The value of life

Michel Claessens
Michel Claessens
Editor in chief

What is it that distinguishes man from animals, or more accurately, from other animals?

Recent research, in particular from Europe, has shed interesting light on this longdebated question. This research tells us that culture, conceptualisation and reasoning are not specific to humans. But while mankind's animal side is unquestioned, the humanity of animals is still to be defined. The pages of this special issue are not therefore to be read as an ode to ‘animal emancipation'. Such an attitude is as "ill informed" as denying any intelligence to non-humans. Animals and mankind are, if not fellow creatures, at least partners on Earth.

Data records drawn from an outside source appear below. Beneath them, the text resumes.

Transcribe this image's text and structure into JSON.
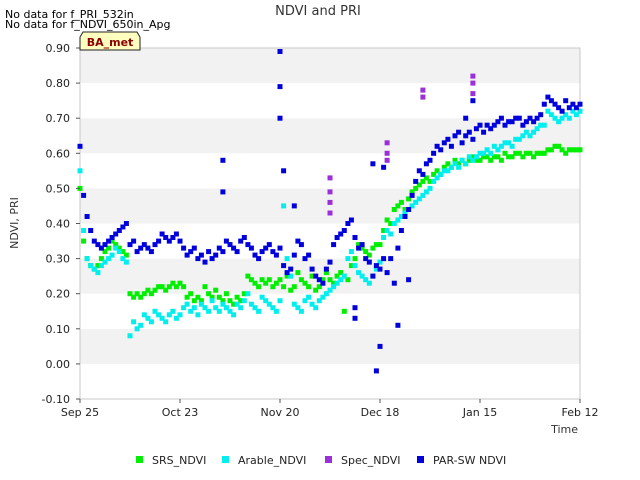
{
  "notes": [
    "No data for f_PRI_532in",
    "No data for f_NDVI_650in_Apg"
  ],
  "badge": "BA_met",
  "chart_data": {
    "type": "scatter",
    "title": "NDVI and PRI",
    "xlabel": "Time",
    "ylabel": "NDVI, PRI",
    "x_axis": {
      "range_days": [
        0,
        140
      ],
      "ticks": [
        {
          "day": 0,
          "label": "Sep 25"
        },
        {
          "day": 28,
          "label": "Oct 23"
        },
        {
          "day": 56,
          "label": "Nov 20"
        },
        {
          "day": 84,
          "label": "Dec 18"
        },
        {
          "day": 112,
          "label": "Jan 15"
        },
        {
          "day": 140,
          "label": "Feb 12"
        }
      ]
    },
    "ylim": [
      -0.1,
      0.9
    ],
    "yticks": [
      "-0.10",
      "0.00",
      "0.10",
      "0.20",
      "0.30",
      "0.40",
      "0.50",
      "0.60",
      "0.70",
      "0.80",
      "0.90"
    ],
    "grid": "horizontal bands",
    "legend_position": "bottom",
    "series": [
      {
        "name": "SRS_NDVI",
        "color": "#00ee00",
        "x": [
          0,
          1,
          2,
          3,
          4,
          5,
          6,
          7,
          8,
          9,
          10,
          11,
          12,
          13,
          14,
          15,
          16,
          17,
          18,
          19,
          20,
          21,
          22,
          23,
          24,
          25,
          26,
          27,
          28,
          29,
          30,
          31,
          32,
          33,
          34,
          35,
          36,
          37,
          38,
          39,
          40,
          41,
          42,
          43,
          44,
          45,
          46,
          47,
          48,
          49,
          50,
          51,
          52,
          53,
          54,
          55,
          56,
          57,
          58,
          59,
          60,
          61,
          62,
          63,
          64,
          65,
          66,
          67,
          68,
          69,
          70,
          71,
          72,
          73,
          74,
          75,
          76,
          77,
          78,
          79,
          80,
          81,
          82,
          83,
          84,
          85,
          86,
          87,
          88,
          89,
          90,
          91,
          92,
          93,
          94,
          95,
          96,
          97,
          98,
          99,
          100,
          101,
          102,
          103,
          104,
          105,
          106,
          107,
          108,
          109,
          110,
          111,
          112,
          113,
          114,
          115,
          116,
          117,
          118,
          119,
          120,
          121,
          122,
          123,
          124,
          125,
          126,
          127,
          128,
          129,
          130,
          131,
          132,
          133,
          134,
          135,
          136,
          137,
          138,
          139,
          140
        ],
        "y": [
          0.5,
          0.35,
          0.3,
          0.28,
          0.27,
          0.28,
          0.3,
          0.32,
          0.33,
          0.35,
          0.34,
          0.33,
          0.32,
          0.31,
          0.2,
          0.19,
          0.2,
          0.19,
          0.2,
          0.21,
          0.2,
          0.21,
          0.22,
          0.22,
          0.21,
          0.22,
          0.23,
          0.22,
          0.23,
          0.22,
          0.19,
          0.2,
          0.18,
          0.19,
          0.18,
          0.22,
          0.2,
          0.19,
          0.21,
          0.19,
          0.18,
          0.2,
          0.18,
          0.17,
          0.19,
          0.18,
          0.2,
          0.25,
          0.24,
          0.23,
          0.22,
          0.24,
          0.23,
          0.24,
          0.22,
          0.23,
          0.24,
          0.22,
          0.25,
          0.21,
          0.22,
          0.26,
          0.24,
          0.23,
          0.22,
          0.25,
          0.21,
          0.22,
          0.24,
          0.26,
          0.24,
          0.23,
          0.25,
          0.26,
          0.15,
          0.24,
          0.28,
          0.3,
          0.34,
          0.33,
          0.32,
          0.31,
          0.33,
          0.34,
          0.34,
          0.38,
          0.41,
          0.4,
          0.44,
          0.45,
          0.46,
          0.44,
          0.47,
          0.49,
          0.5,
          0.51,
          0.52,
          0.53,
          0.52,
          0.54,
          0.55,
          0.54,
          0.56,
          0.57,
          0.56,
          0.58,
          0.57,
          0.58,
          0.57,
          0.58,
          0.59,
          0.58,
          0.58,
          0.59,
          0.59,
          0.58,
          0.59,
          0.59,
          0.58,
          0.6,
          0.59,
          0.59,
          0.6,
          0.6,
          0.59,
          0.6,
          0.6,
          0.59,
          0.6,
          0.6,
          0.6,
          0.61,
          0.61,
          0.62,
          0.62,
          0.61,
          0.6,
          0.61,
          0.61,
          0.61,
          0.61
        ]
      },
      {
        "name": "Arable_NDVI",
        "color": "#00eeee",
        "x": [
          0,
          1,
          2,
          3,
          4,
          5,
          6,
          7,
          8,
          9,
          10,
          11,
          12,
          13,
          14,
          15,
          16,
          17,
          18,
          19,
          20,
          21,
          22,
          23,
          24,
          25,
          26,
          27,
          28,
          29,
          30,
          31,
          32,
          33,
          34,
          35,
          36,
          37,
          38,
          39,
          40,
          41,
          42,
          43,
          44,
          45,
          46,
          47,
          48,
          49,
          50,
          51,
          52,
          53,
          54,
          55,
          56,
          57,
          58,
          59,
          60,
          61,
          62,
          63,
          64,
          65,
          66,
          67,
          68,
          69,
          70,
          71,
          72,
          73,
          74,
          75,
          76,
          77,
          78,
          79,
          80,
          81,
          82,
          83,
          84,
          85,
          86,
          87,
          88,
          89,
          90,
          91,
          92,
          93,
          94,
          95,
          96,
          97,
          98,
          99,
          100,
          101,
          102,
          103,
          104,
          105,
          106,
          107,
          108,
          109,
          110,
          111,
          112,
          113,
          114,
          115,
          116,
          117,
          118,
          119,
          120,
          121,
          122,
          123,
          124,
          125,
          126,
          127,
          128,
          129,
          130,
          131,
          132,
          133,
          134,
          135,
          136,
          137,
          138,
          139,
          140
        ],
        "y": [
          0.55,
          0.38,
          0.3,
          0.28,
          0.27,
          0.26,
          0.28,
          0.29,
          0.3,
          0.31,
          0.33,
          0.32,
          0.3,
          0.29,
          0.08,
          0.12,
          0.1,
          0.11,
          0.14,
          0.13,
          0.12,
          0.15,
          0.14,
          0.13,
          0.12,
          0.14,
          0.15,
          0.13,
          0.14,
          0.16,
          0.17,
          0.15,
          0.16,
          0.14,
          0.17,
          0.16,
          0.15,
          0.18,
          0.16,
          0.15,
          0.17,
          0.16,
          0.15,
          0.14,
          0.17,
          0.16,
          0.18,
          0.2,
          0.17,
          0.16,
          0.15,
          0.19,
          0.18,
          0.17,
          0.16,
          0.15,
          0.18,
          0.45,
          0.3,
          0.25,
          0.17,
          0.16,
          0.15,
          0.18,
          0.19,
          0.17,
          0.16,
          0.18,
          0.19,
          0.2,
          0.21,
          0.22,
          0.23,
          0.24,
          0.25,
          0.3,
          0.32,
          0.28,
          0.26,
          0.25,
          0.24,
          0.23,
          0.25,
          0.27,
          0.29,
          0.36,
          0.38,
          0.37,
          0.4,
          0.41,
          0.42,
          0.43,
          0.44,
          0.45,
          0.46,
          0.47,
          0.48,
          0.49,
          0.5,
          0.52,
          0.53,
          0.54,
          0.55,
          0.55,
          0.56,
          0.57,
          0.56,
          0.58,
          0.57,
          0.59,
          0.58,
          0.59,
          0.6,
          0.6,
          0.61,
          0.6,
          0.62,
          0.61,
          0.62,
          0.63,
          0.63,
          0.62,
          0.64,
          0.64,
          0.65,
          0.66,
          0.65,
          0.66,
          0.67,
          0.68,
          0.68,
          0.72,
          0.71,
          0.7,
          0.69,
          0.7,
          0.71,
          0.7,
          0.72,
          0.71,
          0.72
        ]
      },
      {
        "name": "Spec_NDVI",
        "color": "#9b30d9",
        "x": [
          70,
          70,
          70,
          70,
          86,
          86,
          86,
          96,
          96,
          110,
          110,
          110
        ],
        "y": [
          0.53,
          0.49,
          0.46,
          0.43,
          0.63,
          0.6,
          0.58,
          0.78,
          0.76,
          0.82,
          0.8,
          0.77
        ]
      },
      {
        "name": "PAR-SW NDVI",
        "color": "#0000dd",
        "x": [
          0,
          1,
          2,
          3,
          4,
          5,
          6,
          7,
          8,
          9,
          10,
          11,
          12,
          13,
          14,
          15,
          16,
          17,
          18,
          19,
          20,
          21,
          22,
          23,
          24,
          25,
          26,
          27,
          28,
          29,
          30,
          31,
          32,
          33,
          34,
          35,
          36,
          37,
          38,
          39,
          40,
          41,
          42,
          43,
          44,
          45,
          46,
          47,
          48,
          49,
          50,
          51,
          52,
          53,
          54,
          55,
          56,
          57,
          58,
          59,
          60,
          61,
          62,
          63,
          64,
          65,
          66,
          67,
          68,
          69,
          70,
          71,
          72,
          73,
          74,
          75,
          76,
          77,
          78,
          79,
          80,
          81,
          82,
          83,
          84,
          85,
          86,
          87,
          88,
          89,
          90,
          91,
          92,
          93,
          94,
          95,
          96,
          97,
          98,
          99,
          100,
          101,
          102,
          103,
          104,
          105,
          106,
          107,
          108,
          109,
          110,
          111,
          112,
          113,
          114,
          115,
          116,
          117,
          118,
          119,
          120,
          121,
          122,
          123,
          124,
          125,
          126,
          127,
          128,
          129,
          130,
          131,
          132,
          133,
          134,
          135,
          136,
          137,
          138,
          139,
          140,
          56,
          56,
          56,
          40,
          40,
          77,
          77,
          83,
          84,
          92,
          108,
          110,
          57,
          60,
          82,
          85,
          89
        ],
        "y": [
          0.62,
          0.48,
          0.42,
          0.38,
          0.35,
          0.34,
          0.33,
          0.34,
          0.35,
          0.36,
          0.37,
          0.38,
          0.39,
          0.4,
          0.34,
          0.35,
          0.32,
          0.33,
          0.34,
          0.33,
          0.32,
          0.34,
          0.35,
          0.37,
          0.36,
          0.35,
          0.36,
          0.37,
          0.35,
          0.33,
          0.31,
          0.32,
          0.33,
          0.3,
          0.31,
          0.29,
          0.32,
          0.3,
          0.31,
          0.33,
          0.32,
          0.35,
          0.34,
          0.33,
          0.32,
          0.35,
          0.36,
          0.34,
          0.33,
          0.31,
          0.3,
          0.32,
          0.33,
          0.34,
          0.32,
          0.31,
          0.33,
          0.28,
          0.26,
          0.27,
          0.31,
          0.35,
          0.34,
          0.3,
          0.31,
          0.27,
          0.25,
          0.24,
          0.23,
          0.27,
          0.29,
          0.34,
          0.36,
          0.37,
          0.38,
          0.4,
          0.41,
          0.36,
          0.33,
          0.34,
          0.3,
          0.29,
          0.25,
          0.28,
          0.27,
          0.3,
          0.26,
          0.3,
          0.23,
          0.33,
          0.38,
          0.42,
          0.44,
          0.48,
          0.52,
          0.55,
          0.54,
          0.57,
          0.58,
          0.6,
          0.62,
          0.61,
          0.63,
          0.64,
          0.62,
          0.65,
          0.66,
          0.63,
          0.65,
          0.66,
          0.64,
          0.67,
          0.68,
          0.66,
          0.68,
          0.67,
          0.68,
          0.69,
          0.7,
          0.68,
          0.69,
          0.69,
          0.7,
          0.7,
          0.68,
          0.69,
          0.7,
          0.69,
          0.7,
          0.71,
          0.74,
          0.76,
          0.75,
          0.74,
          0.73,
          0.72,
          0.75,
          0.73,
          0.74,
          0.73,
          0.74,
          0.89,
          0.79,
          0.7,
          0.58,
          0.49,
          0.16,
          0.13,
          -0.02,
          0.05,
          0.24,
          0.7,
          0.75,
          0.55,
          0.45,
          0.57,
          0.56,
          0.11
        ]
      }
    ]
  }
}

This special issue, however, does run counter to another strong societal current. Driven by commercial logic and a tendency to reduce biological beings - animals in particular - to mere objects, humanity is also breeding large numbers of chickens, calves and pigs in industrial conditions, reducing them to the status of consumer gadgets. Can one expect a civilisation that is wasteful of the fruits of nature, from oil to biodiversity, to attach proper value to life?